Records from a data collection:
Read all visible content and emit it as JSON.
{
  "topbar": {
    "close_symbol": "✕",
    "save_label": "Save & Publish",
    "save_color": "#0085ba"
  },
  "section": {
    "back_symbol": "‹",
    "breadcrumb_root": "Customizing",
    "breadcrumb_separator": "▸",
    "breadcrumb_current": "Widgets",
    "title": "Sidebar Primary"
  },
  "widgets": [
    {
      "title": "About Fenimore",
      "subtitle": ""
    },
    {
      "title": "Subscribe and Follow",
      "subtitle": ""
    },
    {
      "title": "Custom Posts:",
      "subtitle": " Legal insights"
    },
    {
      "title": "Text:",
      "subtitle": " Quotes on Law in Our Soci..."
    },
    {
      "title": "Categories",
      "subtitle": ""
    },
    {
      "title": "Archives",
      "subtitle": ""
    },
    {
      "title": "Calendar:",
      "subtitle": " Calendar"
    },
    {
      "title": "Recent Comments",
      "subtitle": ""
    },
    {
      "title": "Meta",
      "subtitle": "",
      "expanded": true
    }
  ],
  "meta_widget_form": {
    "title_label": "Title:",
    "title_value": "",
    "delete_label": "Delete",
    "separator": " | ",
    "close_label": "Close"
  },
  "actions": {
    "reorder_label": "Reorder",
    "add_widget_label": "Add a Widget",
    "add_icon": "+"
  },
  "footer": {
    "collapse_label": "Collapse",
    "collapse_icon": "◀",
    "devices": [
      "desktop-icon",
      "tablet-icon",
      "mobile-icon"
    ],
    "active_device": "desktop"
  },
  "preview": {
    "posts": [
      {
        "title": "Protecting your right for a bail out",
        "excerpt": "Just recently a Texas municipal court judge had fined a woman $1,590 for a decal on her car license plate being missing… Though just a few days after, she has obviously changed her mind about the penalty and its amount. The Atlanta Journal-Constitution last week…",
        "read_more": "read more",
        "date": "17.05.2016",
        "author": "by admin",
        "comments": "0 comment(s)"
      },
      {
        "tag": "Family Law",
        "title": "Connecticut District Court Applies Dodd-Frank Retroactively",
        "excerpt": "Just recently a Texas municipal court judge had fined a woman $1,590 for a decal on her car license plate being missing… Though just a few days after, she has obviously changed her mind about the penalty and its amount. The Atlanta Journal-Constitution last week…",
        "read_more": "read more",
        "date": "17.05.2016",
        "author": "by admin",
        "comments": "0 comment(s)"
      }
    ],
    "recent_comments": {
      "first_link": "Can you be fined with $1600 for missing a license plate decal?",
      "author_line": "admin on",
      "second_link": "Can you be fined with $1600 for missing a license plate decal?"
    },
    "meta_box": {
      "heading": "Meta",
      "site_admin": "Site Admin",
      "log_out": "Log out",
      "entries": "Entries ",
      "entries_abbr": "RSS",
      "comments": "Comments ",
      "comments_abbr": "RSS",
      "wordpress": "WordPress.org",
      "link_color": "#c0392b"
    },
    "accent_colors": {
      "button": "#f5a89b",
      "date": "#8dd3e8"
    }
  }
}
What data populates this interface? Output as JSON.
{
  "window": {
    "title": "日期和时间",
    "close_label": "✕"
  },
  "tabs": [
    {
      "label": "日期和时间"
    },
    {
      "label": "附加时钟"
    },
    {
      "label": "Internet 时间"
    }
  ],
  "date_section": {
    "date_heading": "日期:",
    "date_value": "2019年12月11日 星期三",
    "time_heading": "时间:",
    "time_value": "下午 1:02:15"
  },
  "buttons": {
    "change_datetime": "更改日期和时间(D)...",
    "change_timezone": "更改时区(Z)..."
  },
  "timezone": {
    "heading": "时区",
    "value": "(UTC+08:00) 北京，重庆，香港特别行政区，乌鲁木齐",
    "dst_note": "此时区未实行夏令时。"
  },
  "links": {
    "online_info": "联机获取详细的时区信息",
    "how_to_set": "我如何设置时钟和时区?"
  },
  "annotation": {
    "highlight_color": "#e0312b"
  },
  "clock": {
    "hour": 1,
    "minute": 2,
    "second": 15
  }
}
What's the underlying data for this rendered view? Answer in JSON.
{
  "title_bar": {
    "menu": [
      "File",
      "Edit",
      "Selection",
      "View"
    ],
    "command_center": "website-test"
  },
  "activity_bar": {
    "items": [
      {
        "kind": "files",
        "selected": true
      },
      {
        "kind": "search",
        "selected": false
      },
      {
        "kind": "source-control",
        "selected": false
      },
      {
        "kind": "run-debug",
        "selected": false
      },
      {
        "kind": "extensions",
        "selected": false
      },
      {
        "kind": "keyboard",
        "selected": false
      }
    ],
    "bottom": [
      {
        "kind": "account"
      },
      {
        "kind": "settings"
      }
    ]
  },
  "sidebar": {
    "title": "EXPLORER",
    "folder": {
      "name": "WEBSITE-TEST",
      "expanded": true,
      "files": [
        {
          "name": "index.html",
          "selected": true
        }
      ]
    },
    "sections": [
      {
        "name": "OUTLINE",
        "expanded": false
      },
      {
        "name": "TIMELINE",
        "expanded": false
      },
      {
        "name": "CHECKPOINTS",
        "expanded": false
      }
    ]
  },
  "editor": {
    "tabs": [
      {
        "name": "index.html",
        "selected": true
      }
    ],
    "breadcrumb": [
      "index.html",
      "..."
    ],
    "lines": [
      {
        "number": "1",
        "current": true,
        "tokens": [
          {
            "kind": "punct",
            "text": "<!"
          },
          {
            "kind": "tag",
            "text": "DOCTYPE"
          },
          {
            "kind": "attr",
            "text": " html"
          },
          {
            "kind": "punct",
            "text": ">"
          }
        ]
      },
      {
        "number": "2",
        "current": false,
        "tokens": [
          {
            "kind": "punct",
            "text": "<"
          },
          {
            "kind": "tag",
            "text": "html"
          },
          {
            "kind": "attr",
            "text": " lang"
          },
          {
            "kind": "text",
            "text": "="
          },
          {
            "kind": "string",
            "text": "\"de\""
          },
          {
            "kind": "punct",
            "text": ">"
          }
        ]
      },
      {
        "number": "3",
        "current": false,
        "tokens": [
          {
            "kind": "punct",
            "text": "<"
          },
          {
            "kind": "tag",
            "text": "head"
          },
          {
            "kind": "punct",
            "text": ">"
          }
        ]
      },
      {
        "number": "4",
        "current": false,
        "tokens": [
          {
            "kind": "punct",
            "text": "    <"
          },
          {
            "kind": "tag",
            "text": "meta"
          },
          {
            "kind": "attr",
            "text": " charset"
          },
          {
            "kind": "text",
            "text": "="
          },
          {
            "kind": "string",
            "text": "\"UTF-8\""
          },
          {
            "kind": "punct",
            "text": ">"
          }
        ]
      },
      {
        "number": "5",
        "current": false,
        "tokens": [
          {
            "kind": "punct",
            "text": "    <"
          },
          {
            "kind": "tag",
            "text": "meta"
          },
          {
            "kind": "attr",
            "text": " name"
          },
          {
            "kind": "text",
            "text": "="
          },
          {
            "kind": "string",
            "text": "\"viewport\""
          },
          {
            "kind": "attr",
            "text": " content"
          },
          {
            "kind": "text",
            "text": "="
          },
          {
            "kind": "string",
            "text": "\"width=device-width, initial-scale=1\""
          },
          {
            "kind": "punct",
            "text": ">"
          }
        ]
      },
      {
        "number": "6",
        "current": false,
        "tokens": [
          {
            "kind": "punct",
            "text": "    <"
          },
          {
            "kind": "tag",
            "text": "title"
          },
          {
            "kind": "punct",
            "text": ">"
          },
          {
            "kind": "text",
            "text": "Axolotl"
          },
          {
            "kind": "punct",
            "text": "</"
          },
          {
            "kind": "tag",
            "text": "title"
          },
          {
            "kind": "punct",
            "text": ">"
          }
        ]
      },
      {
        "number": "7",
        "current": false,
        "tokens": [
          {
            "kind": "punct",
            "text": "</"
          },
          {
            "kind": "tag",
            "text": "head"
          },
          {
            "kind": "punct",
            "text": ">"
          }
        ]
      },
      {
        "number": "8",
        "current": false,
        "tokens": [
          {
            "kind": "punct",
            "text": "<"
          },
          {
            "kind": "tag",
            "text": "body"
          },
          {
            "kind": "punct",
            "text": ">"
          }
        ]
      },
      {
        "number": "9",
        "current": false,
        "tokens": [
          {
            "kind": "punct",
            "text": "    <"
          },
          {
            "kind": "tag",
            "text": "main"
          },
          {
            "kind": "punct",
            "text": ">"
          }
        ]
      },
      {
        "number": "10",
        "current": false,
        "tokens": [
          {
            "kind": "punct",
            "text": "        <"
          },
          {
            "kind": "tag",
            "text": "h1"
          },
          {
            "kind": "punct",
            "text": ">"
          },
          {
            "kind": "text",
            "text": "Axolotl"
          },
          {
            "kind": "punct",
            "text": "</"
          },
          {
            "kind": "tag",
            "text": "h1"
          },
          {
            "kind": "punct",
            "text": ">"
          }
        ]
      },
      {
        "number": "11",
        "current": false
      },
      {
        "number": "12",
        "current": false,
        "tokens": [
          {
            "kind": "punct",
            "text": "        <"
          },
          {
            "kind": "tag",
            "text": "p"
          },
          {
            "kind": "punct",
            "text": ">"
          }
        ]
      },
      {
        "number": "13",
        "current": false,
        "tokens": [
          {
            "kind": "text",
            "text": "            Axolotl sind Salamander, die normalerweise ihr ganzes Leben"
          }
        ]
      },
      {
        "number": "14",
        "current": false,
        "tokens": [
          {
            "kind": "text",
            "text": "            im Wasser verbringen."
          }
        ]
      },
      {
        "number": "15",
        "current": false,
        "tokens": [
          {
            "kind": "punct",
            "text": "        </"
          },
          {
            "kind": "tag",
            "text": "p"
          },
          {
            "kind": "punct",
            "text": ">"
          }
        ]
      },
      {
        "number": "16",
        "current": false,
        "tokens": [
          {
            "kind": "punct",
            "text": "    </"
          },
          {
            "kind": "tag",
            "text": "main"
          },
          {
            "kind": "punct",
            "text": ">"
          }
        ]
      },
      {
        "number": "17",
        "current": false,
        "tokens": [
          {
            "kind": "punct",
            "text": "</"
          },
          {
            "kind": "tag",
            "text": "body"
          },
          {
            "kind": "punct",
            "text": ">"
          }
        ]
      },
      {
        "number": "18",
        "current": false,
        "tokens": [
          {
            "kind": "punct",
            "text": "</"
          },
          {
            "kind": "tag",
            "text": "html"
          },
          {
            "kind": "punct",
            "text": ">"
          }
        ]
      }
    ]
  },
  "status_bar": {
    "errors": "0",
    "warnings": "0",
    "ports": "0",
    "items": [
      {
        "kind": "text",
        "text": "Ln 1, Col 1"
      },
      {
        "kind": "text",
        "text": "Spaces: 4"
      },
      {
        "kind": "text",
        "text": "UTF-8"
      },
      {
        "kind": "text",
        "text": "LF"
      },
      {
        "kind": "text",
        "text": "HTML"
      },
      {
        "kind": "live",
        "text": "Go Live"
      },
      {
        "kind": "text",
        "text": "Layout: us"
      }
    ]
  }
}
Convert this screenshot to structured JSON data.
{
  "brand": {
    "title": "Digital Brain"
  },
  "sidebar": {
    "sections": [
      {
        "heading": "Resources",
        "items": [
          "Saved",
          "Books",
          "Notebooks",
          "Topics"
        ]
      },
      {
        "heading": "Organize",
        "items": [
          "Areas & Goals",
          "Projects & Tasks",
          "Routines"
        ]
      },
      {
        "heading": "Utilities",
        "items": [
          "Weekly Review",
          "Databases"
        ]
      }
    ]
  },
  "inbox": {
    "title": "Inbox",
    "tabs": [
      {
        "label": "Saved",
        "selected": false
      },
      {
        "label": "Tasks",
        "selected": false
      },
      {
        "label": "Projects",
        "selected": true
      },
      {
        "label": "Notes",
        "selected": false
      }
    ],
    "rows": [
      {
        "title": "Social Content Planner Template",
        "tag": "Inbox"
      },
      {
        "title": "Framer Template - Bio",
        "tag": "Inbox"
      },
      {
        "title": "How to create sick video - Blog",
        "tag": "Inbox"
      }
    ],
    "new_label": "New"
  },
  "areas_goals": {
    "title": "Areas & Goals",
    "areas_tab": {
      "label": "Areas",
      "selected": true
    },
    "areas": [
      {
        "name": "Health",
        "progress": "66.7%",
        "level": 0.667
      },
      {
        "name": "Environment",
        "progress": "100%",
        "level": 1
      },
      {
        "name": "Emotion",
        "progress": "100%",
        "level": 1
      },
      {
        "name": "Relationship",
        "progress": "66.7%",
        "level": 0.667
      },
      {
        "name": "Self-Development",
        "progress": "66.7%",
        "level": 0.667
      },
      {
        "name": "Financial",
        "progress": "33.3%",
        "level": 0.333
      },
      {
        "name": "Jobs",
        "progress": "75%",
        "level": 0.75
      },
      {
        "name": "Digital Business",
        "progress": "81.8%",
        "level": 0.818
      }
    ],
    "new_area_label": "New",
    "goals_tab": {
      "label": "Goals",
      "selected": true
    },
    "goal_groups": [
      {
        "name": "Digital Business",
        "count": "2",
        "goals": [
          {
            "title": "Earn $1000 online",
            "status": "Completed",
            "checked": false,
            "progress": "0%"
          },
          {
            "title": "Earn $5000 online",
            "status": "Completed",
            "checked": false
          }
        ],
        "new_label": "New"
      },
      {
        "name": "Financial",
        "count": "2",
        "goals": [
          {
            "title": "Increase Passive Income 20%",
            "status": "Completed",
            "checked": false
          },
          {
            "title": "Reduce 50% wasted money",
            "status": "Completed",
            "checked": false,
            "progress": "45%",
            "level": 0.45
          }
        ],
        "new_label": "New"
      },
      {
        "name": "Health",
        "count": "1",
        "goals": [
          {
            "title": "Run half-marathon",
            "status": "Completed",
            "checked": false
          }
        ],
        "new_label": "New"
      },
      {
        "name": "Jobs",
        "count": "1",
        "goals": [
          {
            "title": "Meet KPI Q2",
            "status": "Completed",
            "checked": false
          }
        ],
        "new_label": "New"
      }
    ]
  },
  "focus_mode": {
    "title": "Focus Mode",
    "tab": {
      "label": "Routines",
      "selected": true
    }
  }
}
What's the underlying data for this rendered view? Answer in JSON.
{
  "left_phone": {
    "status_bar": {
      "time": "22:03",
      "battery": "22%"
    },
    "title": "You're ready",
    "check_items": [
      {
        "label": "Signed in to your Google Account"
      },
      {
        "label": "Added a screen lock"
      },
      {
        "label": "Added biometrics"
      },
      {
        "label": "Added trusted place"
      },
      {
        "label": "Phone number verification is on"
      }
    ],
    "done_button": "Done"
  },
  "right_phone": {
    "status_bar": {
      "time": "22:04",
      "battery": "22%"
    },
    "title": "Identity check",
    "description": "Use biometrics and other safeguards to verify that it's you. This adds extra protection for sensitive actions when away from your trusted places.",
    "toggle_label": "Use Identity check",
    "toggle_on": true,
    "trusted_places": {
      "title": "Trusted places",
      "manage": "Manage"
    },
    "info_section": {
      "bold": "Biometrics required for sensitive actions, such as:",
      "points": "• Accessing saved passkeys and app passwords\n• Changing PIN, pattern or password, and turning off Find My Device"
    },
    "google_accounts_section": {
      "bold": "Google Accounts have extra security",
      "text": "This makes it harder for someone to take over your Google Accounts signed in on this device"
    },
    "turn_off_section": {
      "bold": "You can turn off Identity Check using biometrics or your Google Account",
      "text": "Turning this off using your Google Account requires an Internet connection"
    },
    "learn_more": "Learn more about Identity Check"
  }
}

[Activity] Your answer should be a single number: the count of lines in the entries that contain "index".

[Answer below] 3